Photo by Christopher Jean-Richard, from the Joyce website.

Here is another take on Tulsa, written by my friend, the writer and critic, Christopher Atamian:

The Tulsa Ballet is a wonderful revelation, a group of exquisitely trained dancers with the ability to perform a wide variety of dances from different lexicons.  Indeed, it would be hard to pick two pieces more dissimilar than Kenneth MacMillan’s 1974 Elite Syncopations and Nacho Duato’s 1996 Por Vos Muero.

Macmillan’s fun and lively ballet was performed with evident brio by the Tulsa dancers.
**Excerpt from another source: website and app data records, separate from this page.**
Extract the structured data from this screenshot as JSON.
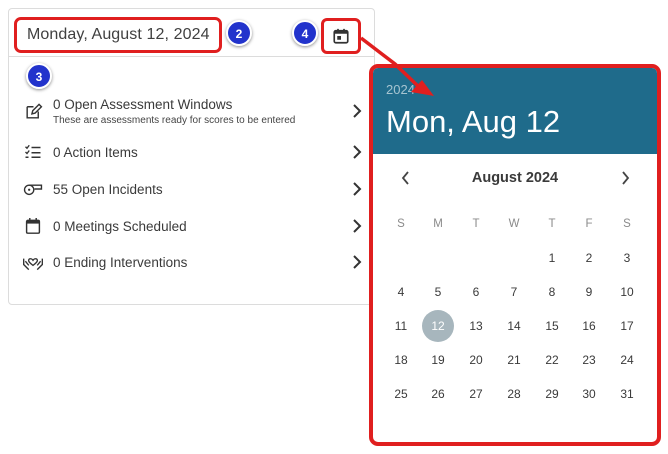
{
  "header": {
    "date_text": "Monday, August 12, 2024"
  },
  "badges": {
    "b2": "2",
    "b3": "3",
    "b4": "4"
  },
  "items": [
    {
      "label": "0 Open Assessment Windows",
      "sublabel": "These are assessments ready for scores to be entered",
      "icon": "edit-icon"
    },
    {
      "label": "0 Action Items",
      "icon": "checklist-icon"
    },
    {
      "label": "55 Open Incidents",
      "icon": "whistle-icon"
    },
    {
      "label": "0 Meetings Scheduled",
      "icon": "calendar-icon"
    },
    {
      "label": "0 Ending Interventions",
      "icon": "helping-hands-icon"
    }
  ],
  "datepicker": {
    "year": "2024",
    "selected_title": "Mon, Aug 12",
    "month_label": "August 2024",
    "weekdays": [
      "S",
      "M",
      "T",
      "W",
      "T",
      "F",
      "S"
    ],
    "first_weekday_index": 4,
    "days": [
      "1",
      "2",
      "3",
      "4",
      "5",
      "6",
      "7",
      "8",
      "9",
      "10",
      "11",
      "12",
      "13",
      "14",
      "15",
      "16",
      "17",
      "18",
      "19",
      "20",
      "21",
      "22",
      "23",
      "24",
      "25",
      "26",
      "27",
      "28",
      "29",
      "30",
      "31"
    ],
    "selected_day": "12"
  },
  "colors": {
    "header_bg": "#1f6b8b",
    "highlight_red": "#e01f1f",
    "badge_blue": "#2233cc",
    "selected_day_bg": "#a7b6bd"
  }
}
If you could survive going blind from Ian’s Spurling’s remarkably bright costumes (think Pucci meets the Electric Kool-Aid Acid Test) and overlook the fact that the stage sometimes looked too busy with too many dancers, then you were in for a real treat. The dancers performed the often eccentric arm movements and angled lifts, as well as the elements of mimicry and farce to perfection: the final group ensemble piece was bold and fast-paced. The “Bethena Waltz” pas-de-deux between Alfonso Martín and Karina Gonzalez  was particularly enjoyable as were sections with the lithe and elegant Kate Oderkirk. I don’t particularly like Joplin’s Ragtime, to which a large part of the ballet is set, so the fact that I enjoyed this piece was all the more to the Tulsa Ballet’s credit-there was something truly odd and exhilarating about the entire presentation.
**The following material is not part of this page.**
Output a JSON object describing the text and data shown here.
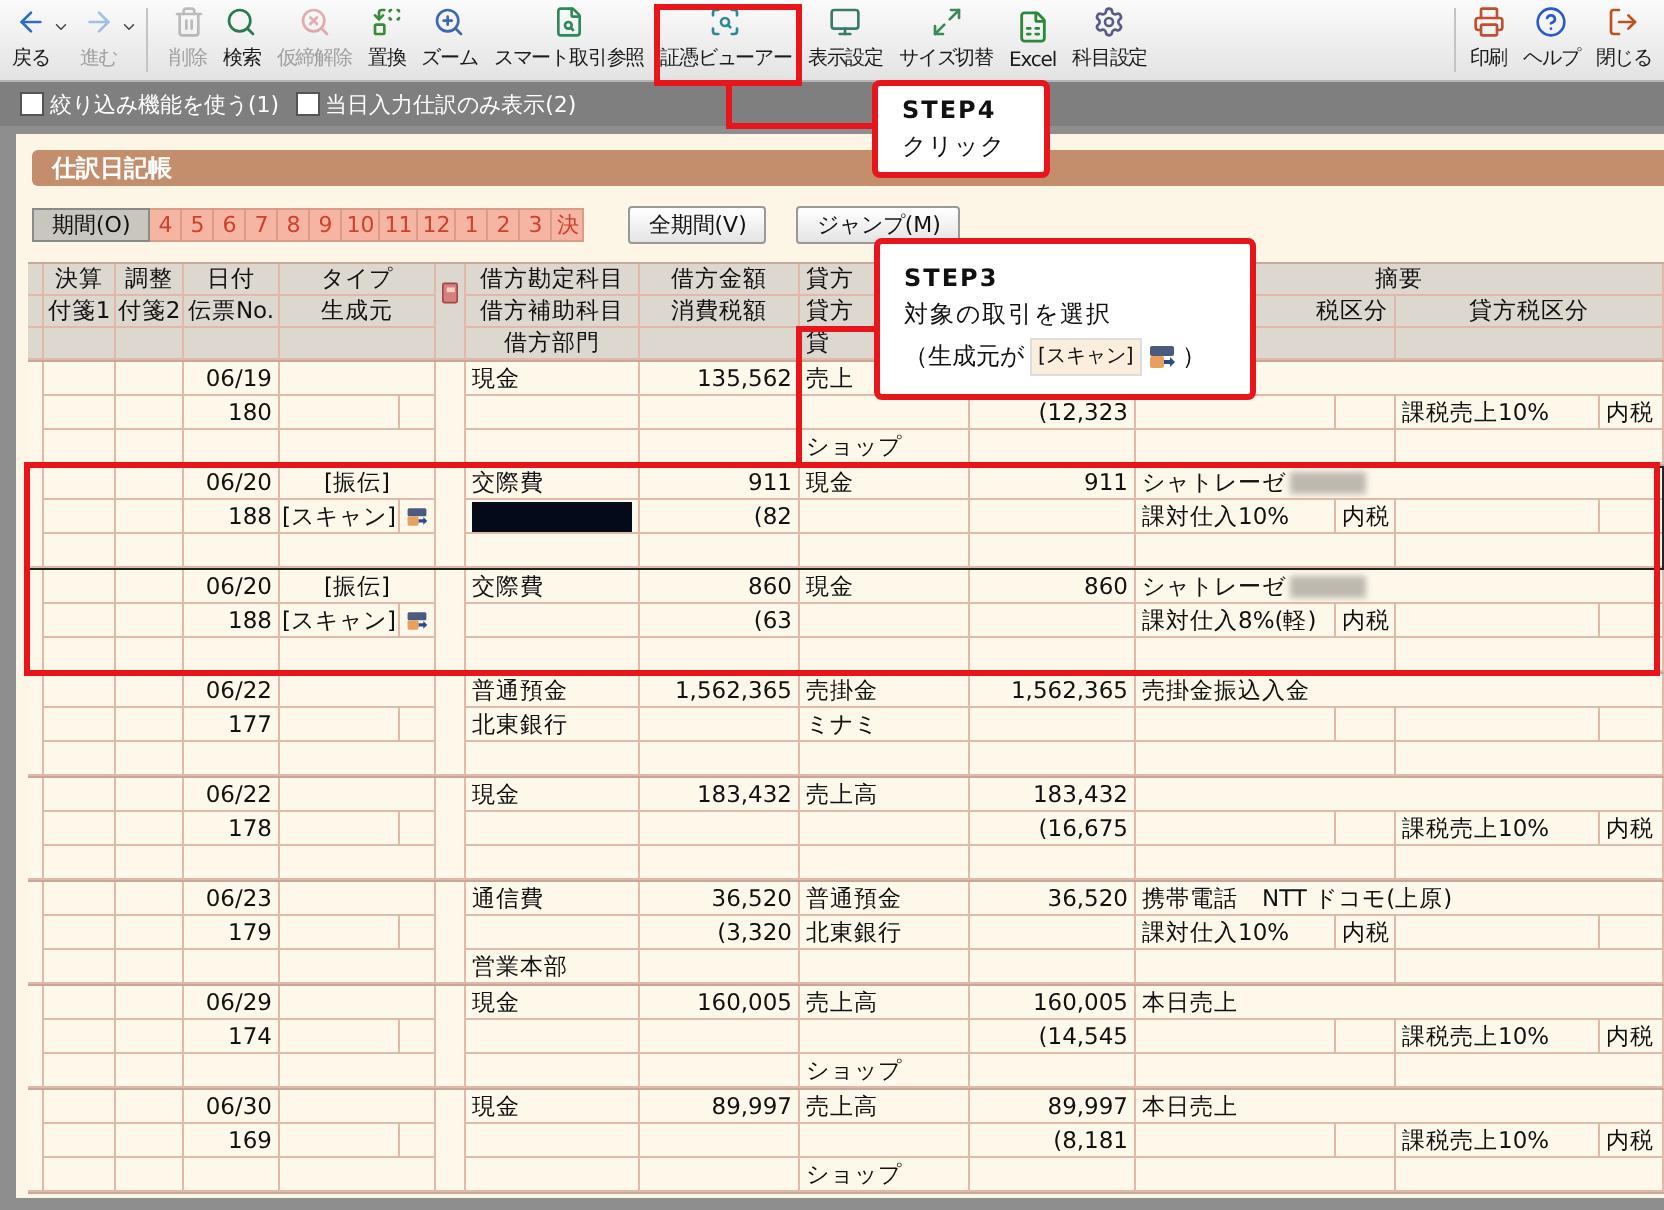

Duato’s Por Vos Muero is sensuous and romantic whereas Elite Syncopations is more syncopated and humorous; the former is European in tone and musical selection while the latter is set to just about the most American music there is; MacMillan’s ballet is modern in atmosphere while Muero is medieval with elements of postmodern poetic recitation.  Again, the Tulsa dancers could have benefited from some more inspired costuming.  The women’s blue and brown dresses and bustles may have reflected historical Spanish fashion, but at times they also hindered our appreciation of the performers’ movement; the other contrasting semi-naked flesh-colored costumes seemed flimsy.  Por Vos Muero is set to exquisite 15th and 16th century Spanish music and illustrates a 16th century poem by Garcilosa de Vega, an extended love ode to an unnamed woman read here by the Spanish actor and pop star Miguel Bosé. The movement in Por Vos Muero mixes elements of Spanish court dance with a contemporary idiom developed by Duato which includes two-footed jumps, circular gestures of arms and legs, and the use of masks in one scene. When the male dancers come out in capes swinging incense censers, the entire theater becomes a dreamlike dominion, an oil painting come exquisitely to life. The dancers all acquitted themselves beautifully. Alfonso Martín, Karina Gonzalez and Ricardo Graziano were particularly stunning. The former two are powerful dancers that ally strength, grace and speed.

The last verses of Por Vos Muero are a stirring avowal of the heart:

I confess to owing all that I have to you

For you I was born, for you I am alive

For you I have to die, and for you I die.

By the time the two Tulsa dancers rush to the back of the stage and pose against a black background some of the audience members are also ready to symbolically die from pleasure, if not love.

As an endnote, along with a few other critics I was also disappointed by the final work, Korean choreographer Young Soon Hue’s This Is Your Life.  The piece begins with a staging of the 50’s TV show of the same name. After briefly being introduced to the show’s characters, the audience is treated to small vignettes illustrating their lives-the yearnings of their hearts and minds.  The actual dancing is quite good and some of the choreography engaging, but the piece feels disjointed and bland; at other times it looks like a strange mixture of Hairspray, Grease and West Side Story, without the excitement of any of the three. And yes, the orange-haired ridiculously effeminate hairdresser does border on the offensive. In fact many of the characters come off as stereotypes-the Chinese boy who wanted to be an actor but whose parents forced him to go into business; the girl with the Casanova boyfriend who must also be a bit short on self-respect, etc… More puzzling though, why the artistic director chose this particular piece to follow on the (literal!) heels of such fine works by MacMillan and Duato.  But no matter-the evening was fun, well-danced and enjoyable.  We hope to see the Tulsa Ballet again at the Joyce next summer.

Comments are closed